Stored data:
+===+
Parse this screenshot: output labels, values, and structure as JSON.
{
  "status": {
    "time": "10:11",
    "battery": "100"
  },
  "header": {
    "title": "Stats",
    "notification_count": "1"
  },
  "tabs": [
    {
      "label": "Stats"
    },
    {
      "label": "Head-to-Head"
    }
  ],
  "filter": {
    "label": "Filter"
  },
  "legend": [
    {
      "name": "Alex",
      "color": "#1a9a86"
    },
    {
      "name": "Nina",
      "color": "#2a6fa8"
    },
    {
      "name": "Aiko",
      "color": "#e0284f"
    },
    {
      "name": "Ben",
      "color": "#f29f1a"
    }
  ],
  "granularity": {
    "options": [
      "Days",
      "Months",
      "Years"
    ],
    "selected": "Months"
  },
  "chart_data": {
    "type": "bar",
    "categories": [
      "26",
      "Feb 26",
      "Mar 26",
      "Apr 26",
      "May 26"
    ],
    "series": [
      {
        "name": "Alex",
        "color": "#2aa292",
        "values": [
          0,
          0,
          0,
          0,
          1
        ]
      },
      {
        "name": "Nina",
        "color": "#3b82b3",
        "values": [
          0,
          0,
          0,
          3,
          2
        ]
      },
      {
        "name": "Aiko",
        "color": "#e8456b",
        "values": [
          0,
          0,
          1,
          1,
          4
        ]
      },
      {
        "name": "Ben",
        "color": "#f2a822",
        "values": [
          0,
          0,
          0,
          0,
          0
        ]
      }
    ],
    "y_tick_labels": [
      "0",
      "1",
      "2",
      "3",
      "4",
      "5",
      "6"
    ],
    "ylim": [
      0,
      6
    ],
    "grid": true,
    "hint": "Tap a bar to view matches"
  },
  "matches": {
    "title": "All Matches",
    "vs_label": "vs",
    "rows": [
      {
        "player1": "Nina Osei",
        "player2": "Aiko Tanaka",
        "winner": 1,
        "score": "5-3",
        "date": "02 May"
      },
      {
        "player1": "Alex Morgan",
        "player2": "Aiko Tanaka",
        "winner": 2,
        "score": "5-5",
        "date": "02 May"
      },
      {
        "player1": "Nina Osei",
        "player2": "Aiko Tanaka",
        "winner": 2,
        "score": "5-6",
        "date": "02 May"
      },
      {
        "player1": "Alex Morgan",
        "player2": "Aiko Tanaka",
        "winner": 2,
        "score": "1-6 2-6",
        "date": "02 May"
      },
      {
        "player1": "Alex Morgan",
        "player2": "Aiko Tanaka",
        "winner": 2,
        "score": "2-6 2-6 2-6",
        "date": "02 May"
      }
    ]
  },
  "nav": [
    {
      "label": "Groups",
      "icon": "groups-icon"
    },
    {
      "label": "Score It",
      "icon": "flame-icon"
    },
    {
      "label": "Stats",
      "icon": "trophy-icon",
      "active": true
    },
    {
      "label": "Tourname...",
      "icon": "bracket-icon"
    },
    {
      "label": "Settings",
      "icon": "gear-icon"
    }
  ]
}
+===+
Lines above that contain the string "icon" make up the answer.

» **Finished task**:
      "icon": "groups-icon"
      "icon": "flame-icon"
      "icon": "trophy-icon",
      "icon": "bracket-icon"
      "icon": "gear-icon"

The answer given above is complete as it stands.